The San José de Apartadó Peace Community is located in Apartadó, Antioquia, part of the Urabá region near Panama. Founded in March 1997, the Peace Community was set up by citizens who sought to separate themselves from the conflict by refusing entry to all armed groups – guerrillas, paramilitaries and the state security forces. Excluding armed groups has not been easy: about 150 of the community’s members have been killed by the FARC, the paramilitaries, and the security forces. None of these murders, threats or attacks has ever been solved or punished … // … Twice a year, U.S. law requires the State Department to certify that Colombia is improving its human rights record: doing more to cooperate with human rights investigators, suspending, dismissing and prosecuting violators, and fighting paramilitaries. Each of the two certifications frees up 12.5 percent of military aid destined for Colombia. A certification decision is likely during the first half of 2005. Though it is entirely possible that Colombia’s military did not commit the February 21-22 massacre, it is impossible even to contemplate certifying military aid to Colombia until we know more. Civilian Colombian government authorities must first carry out a thorough investigation that takes into account testimony from witnesses and community members. If this investigation finds that soldiers took part, arrests and prosecutions must follow. For now, any certification should remain on hold: it may offer the best hope for clearing up what actually happened in San José de Apartadó. (Read the whole on peaceincolumbia.org).
Even though the villages’ neutrality has been recognized by the Inter- American Commission for Human Rights, the army and paramilitary groups have killed 138 peace community members, while the country’s largest rebel group, the Revolutionary Armed Forces of Colombia (FARC), has killed 20 since 1997, community leaders and human rights groups say. (Read the whole article on SFgate.com).
San Jose de Apartadó is a small town in the northwest of Colombia, near the gulf of Urabá. Farmers settled there in the 1960s and ‘70s and since then the community has participated in cooperative agricultural and communal living. In March of 1997, the Community responded to the escalating violence and extrajudicial killings of community leaders by declaring themselves a Peace Community, with the support of the region’s Catholic Bishop, and committing to … (Read all the rest on Fellowship of Reconciliation Columbia).
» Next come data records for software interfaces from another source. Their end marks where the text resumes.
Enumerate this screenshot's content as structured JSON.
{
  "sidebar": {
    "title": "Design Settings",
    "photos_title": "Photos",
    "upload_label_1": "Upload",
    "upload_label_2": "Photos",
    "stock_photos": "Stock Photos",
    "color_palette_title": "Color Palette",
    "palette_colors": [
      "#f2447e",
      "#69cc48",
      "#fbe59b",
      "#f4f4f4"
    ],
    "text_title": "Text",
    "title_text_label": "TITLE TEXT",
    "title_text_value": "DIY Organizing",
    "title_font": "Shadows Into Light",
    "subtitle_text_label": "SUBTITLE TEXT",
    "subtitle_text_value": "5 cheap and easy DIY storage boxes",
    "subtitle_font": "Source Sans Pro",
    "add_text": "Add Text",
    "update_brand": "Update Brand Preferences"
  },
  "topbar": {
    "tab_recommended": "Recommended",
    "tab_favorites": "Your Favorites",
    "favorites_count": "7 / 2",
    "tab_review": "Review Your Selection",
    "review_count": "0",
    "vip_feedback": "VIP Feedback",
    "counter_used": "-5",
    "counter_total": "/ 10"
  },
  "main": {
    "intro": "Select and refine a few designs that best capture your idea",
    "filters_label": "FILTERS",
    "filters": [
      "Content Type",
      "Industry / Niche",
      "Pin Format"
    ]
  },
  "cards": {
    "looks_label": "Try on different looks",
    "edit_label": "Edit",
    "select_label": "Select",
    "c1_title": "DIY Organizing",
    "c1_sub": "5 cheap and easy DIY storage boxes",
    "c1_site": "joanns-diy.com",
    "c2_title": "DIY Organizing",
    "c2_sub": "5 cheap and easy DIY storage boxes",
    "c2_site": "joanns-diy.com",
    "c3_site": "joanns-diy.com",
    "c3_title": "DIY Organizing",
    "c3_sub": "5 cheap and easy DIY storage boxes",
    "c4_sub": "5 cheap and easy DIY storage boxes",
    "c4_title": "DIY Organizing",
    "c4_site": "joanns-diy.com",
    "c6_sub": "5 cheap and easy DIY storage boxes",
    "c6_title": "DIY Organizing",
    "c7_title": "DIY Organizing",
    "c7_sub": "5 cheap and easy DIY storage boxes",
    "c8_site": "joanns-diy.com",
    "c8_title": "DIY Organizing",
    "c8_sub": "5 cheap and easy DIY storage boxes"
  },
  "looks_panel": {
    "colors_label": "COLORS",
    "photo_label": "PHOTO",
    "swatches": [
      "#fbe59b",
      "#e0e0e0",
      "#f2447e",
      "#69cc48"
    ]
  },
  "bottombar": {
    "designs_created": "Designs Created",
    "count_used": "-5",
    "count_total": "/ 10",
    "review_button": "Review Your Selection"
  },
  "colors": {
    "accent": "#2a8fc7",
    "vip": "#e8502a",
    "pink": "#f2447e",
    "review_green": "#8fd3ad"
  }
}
A telephone call I received last February 23 left me shaken and confused. Luis Eduardo Guerra, one of the first and most tenacious leaders of the San José de Apartadó Peace Community, had disappeared. Another of the community‘s leaders told me that from what they had been able to find out, it was likely he had been murdered. Groups of people from the community had set off to look for him but held out little hope of finding him alive. More and more calls came in that day and the next until, early on February 25, I traveled to San José with Gloria Cuartas, former mayor of the town of Apartadó. I went with a heavy heart. By then I knew the bodies of Luis Eduardo, his companion Bellanira and his 11-year-old son, Deiner Andrés, had been found. Another of the region’s leaders, Alfonso Tuberquia, who I knew and whose son Santiago I had baptized several weeks earlier, had also been murdered alongside his wife and children. (Read all the long article on ZNet).